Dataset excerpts
--- START ---

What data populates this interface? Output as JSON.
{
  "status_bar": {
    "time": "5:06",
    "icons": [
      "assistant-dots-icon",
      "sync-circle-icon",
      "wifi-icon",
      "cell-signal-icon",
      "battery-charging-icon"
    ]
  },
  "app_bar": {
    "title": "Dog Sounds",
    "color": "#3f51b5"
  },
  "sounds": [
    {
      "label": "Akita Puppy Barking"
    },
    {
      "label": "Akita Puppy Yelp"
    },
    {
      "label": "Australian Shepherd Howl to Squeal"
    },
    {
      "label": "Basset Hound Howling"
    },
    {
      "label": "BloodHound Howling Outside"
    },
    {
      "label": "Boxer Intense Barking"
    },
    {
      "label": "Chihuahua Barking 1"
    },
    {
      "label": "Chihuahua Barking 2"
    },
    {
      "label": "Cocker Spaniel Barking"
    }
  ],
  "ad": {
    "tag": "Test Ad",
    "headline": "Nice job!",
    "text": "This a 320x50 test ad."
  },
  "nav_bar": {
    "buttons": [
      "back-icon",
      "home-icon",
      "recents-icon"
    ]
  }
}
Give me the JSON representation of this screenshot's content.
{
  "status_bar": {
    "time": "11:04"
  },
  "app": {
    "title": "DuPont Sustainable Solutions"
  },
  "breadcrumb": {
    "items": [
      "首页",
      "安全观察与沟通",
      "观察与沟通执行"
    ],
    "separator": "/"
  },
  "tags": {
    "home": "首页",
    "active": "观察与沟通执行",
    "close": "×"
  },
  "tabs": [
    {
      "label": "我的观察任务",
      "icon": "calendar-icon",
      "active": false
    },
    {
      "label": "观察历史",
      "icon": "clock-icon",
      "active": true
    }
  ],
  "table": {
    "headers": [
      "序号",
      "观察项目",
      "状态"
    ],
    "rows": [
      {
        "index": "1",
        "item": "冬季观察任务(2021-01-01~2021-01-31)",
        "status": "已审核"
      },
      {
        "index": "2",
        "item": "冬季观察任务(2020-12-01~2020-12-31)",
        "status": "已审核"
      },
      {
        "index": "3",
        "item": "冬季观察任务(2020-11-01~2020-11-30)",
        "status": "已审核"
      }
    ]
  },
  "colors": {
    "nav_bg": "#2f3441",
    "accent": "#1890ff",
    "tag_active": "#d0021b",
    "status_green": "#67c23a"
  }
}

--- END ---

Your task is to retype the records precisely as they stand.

» **Reply to the exercise**:
What data populates this interface? Output as JSON.
{
  "status_bar": {
    "time": "5:06",
    "icons": [
      "assistant-dots-icon",
      "sync-circle-icon",
      "wifi-icon",
      "cell-signal-icon",
      "battery-charging-icon"
    ]
  },
  "app_bar": {
    "title": "Dog Sounds",
    "color": "#3f51b5"
  },
  "sounds": [
    {
      "label": "Akita Puppy Barking"
    },
    {
      "label": "Akita Puppy Yelp"
    },
    {
      "label": "Australian Shepherd Howl to Squeal"
    },
    {
      "label": "Basset Hound Howling"
    },
    {
      "label": "BloodHound Howling Outside"
    },
    {
      "label": "Boxer Intense Barking"
    },
    {
      "label": "Chihuahua Barking 1"
    },
    {
      "label": "Chihuahua Barking 2"
    },
    {
      "label": "Cocker Spaniel Barking"
    }
  ],
  "ad": {
    "tag": "Test Ad",
    "headline": "Nice job!",
    "text": "This a 320x50 test ad."
  },
  "nav_bar": {
    "buttons": [
      "back-icon",
      "home-icon",
      "recents-icon"
    ]
  }
}
Give me the JSON representation of this screenshot's content.
{
  "status_bar": {
    "time": "11:04"
  },
  "app": {
    "title": "DuPont Sustainable Solutions"
  },
  "breadcrumb": {
    "items": [
      "首页",
      "安全观察与沟通",
      "观察与沟通执行"
    ],
    "separator": "/"
  },
  "tags": {
    "home": "首页",
    "active": "观察与沟通执行",
    "close": "×"
  },
  "tabs": [
    {
      "label": "我的观察任务",
      "icon": "calendar-icon",
      "active": false
    },
    {
      "label": "观察历史",
      "icon": "clock-icon",
      "active": true
    }
  ],
  "table": {
    "headers": [
      "序号",
      "观察项目",
      "状态"
    ],
    "rows": [
      {
        "index": "1",
        "item": "冬季观察任务(2021-01-01~2021-01-31)",
        "status": "已审核"
      },
      {
        "index": "2",
        "item": "冬季观察任务(2020-12-01~2020-12-31)",
        "status": "已审核"
      },
      {
        "index": "3",
        "item": "冬季观察任务(2020-11-01~2020-11-30)",
        "status": "已审核"
      }
    ]
  },
  "colors": {
    "nav_bg": "#2f3441",
    "accent": "#1890ff",
    "tag_active": "#d0021b",
    "status_green": "#67c23a"
  }
}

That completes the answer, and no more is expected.